Your objective: Look through the records, and wherever the string "value" turns up, copy out that line.

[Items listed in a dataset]
"""
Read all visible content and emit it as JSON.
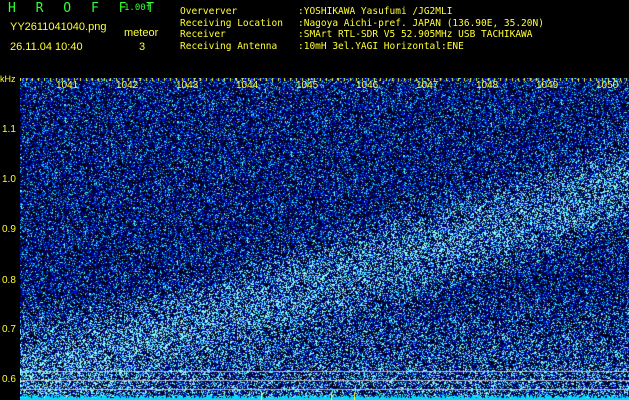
{
  "header": {
    "brand": "H R O F F T",
    "version": "1.00f",
    "filename": "YY2611041040.png",
    "datetime": "26.11.04 10:40",
    "meteor_label": "meteor",
    "meteor_count": "3",
    "info": [
      {
        "key": "Oververver",
        "value": ":YOSHIKAWA Yasufumi /JG2MLI"
      },
      {
        "key": "Receiving Location",
        "value": ":Nagoya Aichi-pref. JAPAN (136.90E, 35.20N)"
      },
      {
        "key": "Receiver",
        "value": ":SMArt RTL-SDR V5 52.905MHz USB TACHIKAWA"
      },
      {
        "key": "Receiving Antenna",
        "value": ":10mH 3el.YAGI Horizontal:ENE"
      }
    ]
  },
  "plot": {
    "y_unit": "kHz",
    "y_ticks": [
      "1.1",
      "1.0",
      "0.9",
      "0.8",
      "0.7",
      "0.6"
    ],
    "x_ticks": [
      "1041",
      "1042",
      "1043",
      "1044",
      "1045",
      "1046",
      "1047",
      "1048",
      "1049",
      "1050"
    ]
  }
}
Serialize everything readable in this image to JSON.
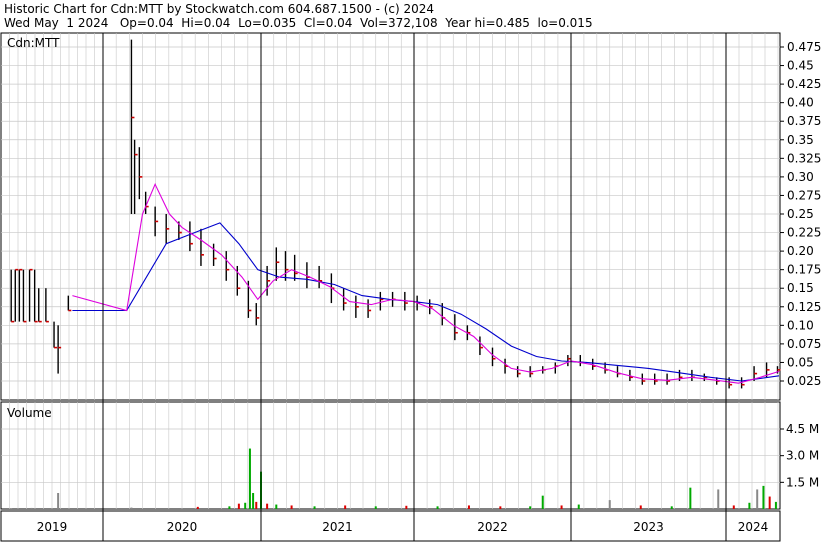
{
  "header": {
    "line1": "Historic Chart for Cdn:MTT by Stockwatch.com 604.687.1500 - (c) 2024",
    "line2": "Wed May  1 2024   Op=0.04  Hi=0.04  Lo=0.035  Cl=0.04  Vol=372,108  Year hi=0.485  lo=0.015"
  },
  "price_panel": {
    "label": "Cdn:MTT"
  },
  "volume_panel": {
    "label": "Volume"
  },
  "colors": {
    "bar": "#000000",
    "close": "#cc0000",
    "ma_short": "#dd00dd",
    "ma_long": "#0000cc",
    "vol_up": "#00aa00",
    "vol_down": "#dd0000",
    "vol_flat": "#888888",
    "grid": "#c8c8c8"
  },
  "chart_data": [
    {
      "type": "bar",
      "title": "Cdn:MTT",
      "ylim": [
        0.0,
        0.5
      ],
      "yticks": [
        "0.475",
        "0.45",
        "0.425",
        "0.40",
        "0.375",
        "0.35",
        "0.325",
        "0.30",
        "0.275",
        "0.25",
        "0.225",
        "0.20",
        "0.175",
        "0.15",
        "0.125",
        "0.10",
        "0.075",
        "0.05",
        "0.025"
      ],
      "x_axis": [
        "2019",
        "2020",
        "2021",
        "2022",
        "2023",
        "2024"
      ],
      "price_bars": [
        {
          "t": 2019.1,
          "h": 0.175,
          "l": 0.105,
          "c": 0.105
        },
        {
          "t": 2019.14,
          "h": 0.175,
          "l": 0.105,
          "c": 0.175
        },
        {
          "t": 2019.18,
          "h": 0.175,
          "l": 0.105,
          "c": 0.175
        },
        {
          "t": 2019.22,
          "h": 0.175,
          "l": 0.105,
          "c": 0.105
        },
        {
          "t": 2019.28,
          "h": 0.175,
          "l": 0.105,
          "c": 0.175
        },
        {
          "t": 2019.33,
          "h": 0.175,
          "l": 0.105,
          "c": 0.105
        },
        {
          "t": 2019.37,
          "h": 0.15,
          "l": 0.105,
          "c": 0.105
        },
        {
          "t": 2019.44,
          "h": 0.15,
          "l": 0.105,
          "c": 0.105
        },
        {
          "t": 2019.52,
          "h": 0.105,
          "l": 0.07,
          "c": 0.07
        },
        {
          "t": 2019.56,
          "h": 0.1,
          "l": 0.035,
          "c": 0.07
        },
        {
          "t": 2019.66,
          "h": 0.14,
          "l": 0.12,
          "c": 0.12
        },
        {
          "t": 2020.18,
          "h": 0.485,
          "l": 0.25,
          "c": 0.38
        },
        {
          "t": 2020.2,
          "h": 0.35,
          "l": 0.25,
          "c": 0.33
        },
        {
          "t": 2020.23,
          "h": 0.34,
          "l": 0.27,
          "c": 0.3
        },
        {
          "t": 2020.27,
          "h": 0.28,
          "l": 0.25,
          "c": 0.26
        },
        {
          "t": 2020.33,
          "h": 0.26,
          "l": 0.22,
          "c": 0.24
        },
        {
          "t": 2020.4,
          "h": 0.25,
          "l": 0.21,
          "c": 0.23
        },
        {
          "t": 2020.48,
          "h": 0.24,
          "l": 0.215,
          "c": 0.225
        },
        {
          "t": 2020.55,
          "h": 0.24,
          "l": 0.2,
          "c": 0.21
        },
        {
          "t": 2020.62,
          "h": 0.23,
          "l": 0.18,
          "c": 0.195
        },
        {
          "t": 2020.7,
          "h": 0.21,
          "l": 0.18,
          "c": 0.19
        },
        {
          "t": 2020.78,
          "h": 0.2,
          "l": 0.16,
          "c": 0.175
        },
        {
          "t": 2020.85,
          "h": 0.18,
          "l": 0.14,
          "c": 0.15
        },
        {
          "t": 2020.92,
          "h": 0.16,
          "l": 0.11,
          "c": 0.12
        },
        {
          "t": 2020.97,
          "h": 0.13,
          "l": 0.1,
          "c": 0.11
        },
        {
          "t": 2021.04,
          "h": 0.18,
          "l": 0.14,
          "c": 0.16
        },
        {
          "t": 2021.1,
          "h": 0.205,
          "l": 0.16,
          "c": 0.185
        },
        {
          "t": 2021.16,
          "h": 0.2,
          "l": 0.16,
          "c": 0.175
        },
        {
          "t": 2021.22,
          "h": 0.195,
          "l": 0.16,
          "c": 0.17
        },
        {
          "t": 2021.3,
          "h": 0.185,
          "l": 0.15,
          "c": 0.165
        },
        {
          "t": 2021.38,
          "h": 0.18,
          "l": 0.15,
          "c": 0.16
        },
        {
          "t": 2021.46,
          "h": 0.17,
          "l": 0.13,
          "c": 0.15
        },
        {
          "t": 2021.54,
          "h": 0.15,
          "l": 0.12,
          "c": 0.13
        },
        {
          "t": 2021.62,
          "h": 0.14,
          "l": 0.11,
          "c": 0.125
        },
        {
          "t": 2021.7,
          "h": 0.135,
          "l": 0.11,
          "c": 0.12
        },
        {
          "t": 2021.78,
          "h": 0.145,
          "l": 0.12,
          "c": 0.135
        },
        {
          "t": 2021.86,
          "h": 0.145,
          "l": 0.125,
          "c": 0.135
        },
        {
          "t": 2021.94,
          "h": 0.145,
          "l": 0.12,
          "c": 0.13
        },
        {
          "t": 2022.02,
          "h": 0.14,
          "l": 0.12,
          "c": 0.13
        },
        {
          "t": 2022.1,
          "h": 0.135,
          "l": 0.115,
          "c": 0.125
        },
        {
          "t": 2022.18,
          "h": 0.13,
          "l": 0.1,
          "c": 0.11
        },
        {
          "t": 2022.26,
          "h": 0.115,
          "l": 0.08,
          "c": 0.09
        },
        {
          "t": 2022.34,
          "h": 0.1,
          "l": 0.08,
          "c": 0.09
        },
        {
          "t": 2022.42,
          "h": 0.085,
          "l": 0.06,
          "c": 0.07
        },
        {
          "t": 2022.5,
          "h": 0.07,
          "l": 0.045,
          "c": 0.055
        },
        {
          "t": 2022.58,
          "h": 0.055,
          "l": 0.035,
          "c": 0.045
        },
        {
          "t": 2022.66,
          "h": 0.045,
          "l": 0.03,
          "c": 0.035
        },
        {
          "t": 2022.74,
          "h": 0.045,
          "l": 0.03,
          "c": 0.035
        },
        {
          "t": 2022.82,
          "h": 0.045,
          "l": 0.035,
          "c": 0.04
        },
        {
          "t": 2022.9,
          "h": 0.05,
          "l": 0.035,
          "c": 0.045
        },
        {
          "t": 2022.98,
          "h": 0.06,
          "l": 0.045,
          "c": 0.055
        },
        {
          "t": 2023.06,
          "h": 0.06,
          "l": 0.045,
          "c": 0.05
        },
        {
          "t": 2023.14,
          "h": 0.055,
          "l": 0.04,
          "c": 0.045
        },
        {
          "t": 2023.22,
          "h": 0.05,
          "l": 0.035,
          "c": 0.04
        },
        {
          "t": 2023.3,
          "h": 0.045,
          "l": 0.03,
          "c": 0.035
        },
        {
          "t": 2023.38,
          "h": 0.04,
          "l": 0.025,
          "c": 0.03
        },
        {
          "t": 2023.46,
          "h": 0.035,
          "l": 0.02,
          "c": 0.025
        },
        {
          "t": 2023.54,
          "h": 0.035,
          "l": 0.02,
          "c": 0.025
        },
        {
          "t": 2023.62,
          "h": 0.035,
          "l": 0.02,
          "c": 0.025
        },
        {
          "t": 2023.7,
          "h": 0.04,
          "l": 0.025,
          "c": 0.03
        },
        {
          "t": 2023.78,
          "h": 0.04,
          "l": 0.025,
          "c": 0.03
        },
        {
          "t": 2023.86,
          "h": 0.035,
          "l": 0.025,
          "c": 0.03
        },
        {
          "t": 2023.94,
          "h": 0.03,
          "l": 0.02,
          "c": 0.025
        },
        {
          "t": 2024.02,
          "h": 0.03,
          "l": 0.015,
          "c": 0.02
        },
        {
          "t": 2024.1,
          "h": 0.03,
          "l": 0.015,
          "c": 0.02
        },
        {
          "t": 2024.18,
          "h": 0.045,
          "l": 0.025,
          "c": 0.035
        },
        {
          "t": 2024.26,
          "h": 0.05,
          "l": 0.03,
          "c": 0.04
        },
        {
          "t": 2024.33,
          "h": 0.045,
          "l": 0.035,
          "c": 0.04
        }
      ],
      "ma_short": [
        {
          "t": 2019.7,
          "v": 0.14
        },
        {
          "t": 2020.15,
          "v": 0.12
        },
        {
          "t": 2020.25,
          "v": 0.25
        },
        {
          "t": 2020.33,
          "v": 0.29
        },
        {
          "t": 2020.42,
          "v": 0.25
        },
        {
          "t": 2020.5,
          "v": 0.232
        },
        {
          "t": 2020.62,
          "v": 0.215
        },
        {
          "t": 2020.75,
          "v": 0.195
        },
        {
          "t": 2020.88,
          "v": 0.165
        },
        {
          "t": 2020.98,
          "v": 0.135
        },
        {
          "t": 2021.08,
          "v": 0.16
        },
        {
          "t": 2021.2,
          "v": 0.175
        },
        {
          "t": 2021.32,
          "v": 0.165
        },
        {
          "t": 2021.45,
          "v": 0.152
        },
        {
          "t": 2021.58,
          "v": 0.132
        },
        {
          "t": 2021.72,
          "v": 0.128
        },
        {
          "t": 2021.86,
          "v": 0.135
        },
        {
          "t": 2022.0,
          "v": 0.132
        },
        {
          "t": 2022.12,
          "v": 0.122
        },
        {
          "t": 2022.25,
          "v": 0.1
        },
        {
          "t": 2022.38,
          "v": 0.085
        },
        {
          "t": 2022.5,
          "v": 0.06
        },
        {
          "t": 2022.62,
          "v": 0.042
        },
        {
          "t": 2022.74,
          "v": 0.037
        },
        {
          "t": 2022.88,
          "v": 0.042
        },
        {
          "t": 2023.0,
          "v": 0.052
        },
        {
          "t": 2023.14,
          "v": 0.047
        },
        {
          "t": 2023.3,
          "v": 0.036
        },
        {
          "t": 2023.46,
          "v": 0.028
        },
        {
          "t": 2023.62,
          "v": 0.026
        },
        {
          "t": 2023.78,
          "v": 0.03
        },
        {
          "t": 2023.94,
          "v": 0.026
        },
        {
          "t": 2024.08,
          "v": 0.022
        },
        {
          "t": 2024.22,
          "v": 0.03
        },
        {
          "t": 2024.34,
          "v": 0.038
        }
      ],
      "ma_long": [
        {
          "t": 2019.7,
          "v": 0.12
        },
        {
          "t": 2020.15,
          "v": 0.12
        },
        {
          "t": 2020.4,
          "v": 0.21
        },
        {
          "t": 2020.58,
          "v": 0.225
        },
        {
          "t": 2020.74,
          "v": 0.238
        },
        {
          "t": 2020.86,
          "v": 0.21
        },
        {
          "t": 2020.98,
          "v": 0.175
        },
        {
          "t": 2021.12,
          "v": 0.165
        },
        {
          "t": 2021.3,
          "v": 0.162
        },
        {
          "t": 2021.48,
          "v": 0.155
        },
        {
          "t": 2021.66,
          "v": 0.14
        },
        {
          "t": 2021.84,
          "v": 0.135
        },
        {
          "t": 2022.0,
          "v": 0.132
        },
        {
          "t": 2022.15,
          "v": 0.128
        },
        {
          "t": 2022.3,
          "v": 0.115
        },
        {
          "t": 2022.46,
          "v": 0.095
        },
        {
          "t": 2022.62,
          "v": 0.072
        },
        {
          "t": 2022.78,
          "v": 0.058
        },
        {
          "t": 2022.94,
          "v": 0.052
        },
        {
          "t": 2023.1,
          "v": 0.05
        },
        {
          "t": 2023.3,
          "v": 0.046
        },
        {
          "t": 2023.5,
          "v": 0.042
        },
        {
          "t": 2023.7,
          "v": 0.036
        },
        {
          "t": 2023.9,
          "v": 0.03
        },
        {
          "t": 2024.1,
          "v": 0.025
        },
        {
          "t": 2024.34,
          "v": 0.032
        }
      ]
    },
    {
      "type": "bar",
      "title": "Volume",
      "ylim": [
        0,
        5200000
      ],
      "yticks": [
        "4.5 M",
        "3.0 M",
        "1.5 M"
      ],
      "volume_bars": [
        {
          "t": 2019.1,
          "v": 50000,
          "d": "flat"
        },
        {
          "t": 2019.3,
          "v": 60000,
          "d": "flat"
        },
        {
          "t": 2019.56,
          "v": 900000,
          "d": "flat"
        },
        {
          "t": 2020.18,
          "v": 80000,
          "d": "flat"
        },
        {
          "t": 2020.6,
          "v": 120000,
          "d": "down"
        },
        {
          "t": 2020.8,
          "v": 150000,
          "d": "up"
        },
        {
          "t": 2020.86,
          "v": 300000,
          "d": "down"
        },
        {
          "t": 2020.9,
          "v": 350000,
          "d": "up"
        },
        {
          "t": 2020.93,
          "v": 3400000,
          "d": "up"
        },
        {
          "t": 2020.95,
          "v": 900000,
          "d": "up"
        },
        {
          "t": 2020.97,
          "v": 400000,
          "d": "down"
        },
        {
          "t": 2021.0,
          "v": 2100000,
          "d": "up"
        },
        {
          "t": 2021.04,
          "v": 300000,
          "d": "down"
        },
        {
          "t": 2021.1,
          "v": 250000,
          "d": "up"
        },
        {
          "t": 2021.2,
          "v": 200000,
          "d": "down"
        },
        {
          "t": 2021.35,
          "v": 150000,
          "d": "up"
        },
        {
          "t": 2021.55,
          "v": 200000,
          "d": "down"
        },
        {
          "t": 2021.75,
          "v": 150000,
          "d": "up"
        },
        {
          "t": 2021.95,
          "v": 180000,
          "d": "down"
        },
        {
          "t": 2022.15,
          "v": 150000,
          "d": "up"
        },
        {
          "t": 2022.35,
          "v": 200000,
          "d": "down"
        },
        {
          "t": 2022.55,
          "v": 150000,
          "d": "down"
        },
        {
          "t": 2022.74,
          "v": 150000,
          "d": "up"
        },
        {
          "t": 2022.82,
          "v": 750000,
          "d": "up"
        },
        {
          "t": 2022.94,
          "v": 200000,
          "d": "down"
        },
        {
          "t": 2023.05,
          "v": 250000,
          "d": "up"
        },
        {
          "t": 2023.25,
          "v": 500000,
          "d": "flat"
        },
        {
          "t": 2023.45,
          "v": 200000,
          "d": "down"
        },
        {
          "t": 2023.65,
          "v": 150000,
          "d": "up"
        },
        {
          "t": 2023.77,
          "v": 1200000,
          "d": "up"
        },
        {
          "t": 2023.95,
          "v": 1100000,
          "d": "flat"
        },
        {
          "t": 2024.05,
          "v": 200000,
          "d": "down"
        },
        {
          "t": 2024.15,
          "v": 350000,
          "d": "up"
        },
        {
          "t": 2024.2,
          "v": 1100000,
          "d": "flat"
        },
        {
          "t": 2024.24,
          "v": 1300000,
          "d": "up"
        },
        {
          "t": 2024.28,
          "v": 700000,
          "d": "down"
        },
        {
          "t": 2024.32,
          "v": 400000,
          "d": "up"
        }
      ]
    }
  ]
}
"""
Your solution:
        "value": ":YOSHIKAWA Yasufumi /JG2MLI"
        "value": ":Nagoya Aichi-pref. JAPAN (136.90E, 35.20N)"
        "value": ":SMArt RTL-SDR V5 52.905MHz USB TACHIKAWA"
        "value": ":10mH 3el.YAGI Horizontal:ENE"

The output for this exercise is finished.